Data shown below:

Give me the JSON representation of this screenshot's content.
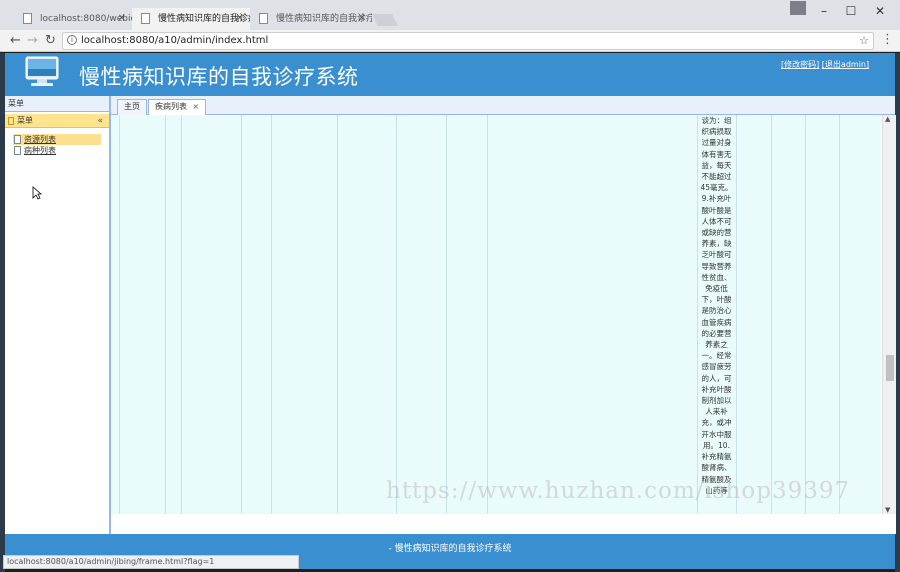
{
  "browser": {
    "tabs": [
      {
        "title": "localhost:8080/webido",
        "active": false
      },
      {
        "title": "慢性病知识库的自我诊疗",
        "active": true
      },
      {
        "title": "慢性病知识库的自我诊疗",
        "active": false
      }
    ],
    "url": "localhost:8080/a10/admin/index.html",
    "status_url": "localhost:8080/a10/admin/jibing/frame.html?flag=1"
  },
  "app": {
    "title": "慢性病知识库的自我诊疗系统",
    "header_links": [
      "[修改密码]",
      "[退出admin]"
    ],
    "footer": "- 慢性病知识库的自我诊疗系统"
  },
  "sidebar": {
    "header": "菜单",
    "accordion_title": "菜单",
    "items": [
      {
        "label": "资源列表",
        "selected": true
      },
      {
        "label": "病种列表",
        "selected": false
      }
    ]
  },
  "content": {
    "tabs": [
      {
        "label": "主页",
        "closable": false
      },
      {
        "label": "疾病列表",
        "closable": true,
        "close": "×"
      }
    ],
    "cell_text": "谈为：组织病损取过量对身体有害无益，每天不能超过45毫克。9.补充叶酸叶酸是人体不可或缺的营养素，缺乏叶酸可导致营养性贫血、免疫低下，叶酸是防治心血管疾病的必要营养素之一。经常感冒疲劳的人，可补充叶酸制剂加以人来补充，或冲开水中服用。10.补充精氨酸肾病、精氨酸及山药等"
  },
  "watermark": "https://www.huzhan.com/ishop39397"
}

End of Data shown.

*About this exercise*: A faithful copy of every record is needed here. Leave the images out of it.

*Solution to this exercise*:
Give me the JSON representation of this screenshot's content.
{
  "browser": {
    "tabs": [
      {
        "title": "localhost:8080/webido",
        "active": false
      },
      {
        "title": "慢性病知识库的自我诊疗",
        "active": true
      },
      {
        "title": "慢性病知识库的自我诊疗",
        "active": false
      }
    ],
    "url": "localhost:8080/a10/admin/index.html",
    "status_url": "localhost:8080/a10/admin/jibing/frame.html?flag=1"
  },
  "app": {
    "title": "慢性病知识库的自我诊疗系统",
    "header_links": [
      "[修改密码]",
      "[退出admin]"
    ],
    "footer": "- 慢性病知识库的自我诊疗系统"
  },
  "sidebar": {
    "header": "菜单",
    "accordion_title": "菜单",
    "items": [
      {
        "label": "资源列表",
        "selected": true
      },
      {
        "label": "病种列表",
        "selected": false
      }
    ]
  },
  "content": {
    "tabs": [
      {
        "label": "主页",
        "closable": false
      },
      {
        "label": "疾病列表",
        "closable": true,
        "close": "×"
      }
    ],
    "cell_text": "谈为：组织病损取过量对身体有害无益，每天不能超过45毫克。9.补充叶酸叶酸是人体不可或缺的营养素，缺乏叶酸可导致营养性贫血、免疫低下，叶酸是防治心血管疾病的必要营养素之一。经常感冒疲劳的人，可补充叶酸制剂加以人来补充，或冲开水中服用。10.补充精氨酸肾病、精氨酸及山药等"
  },
  "watermark": "https://www.huzhan.com/ishop39397"
}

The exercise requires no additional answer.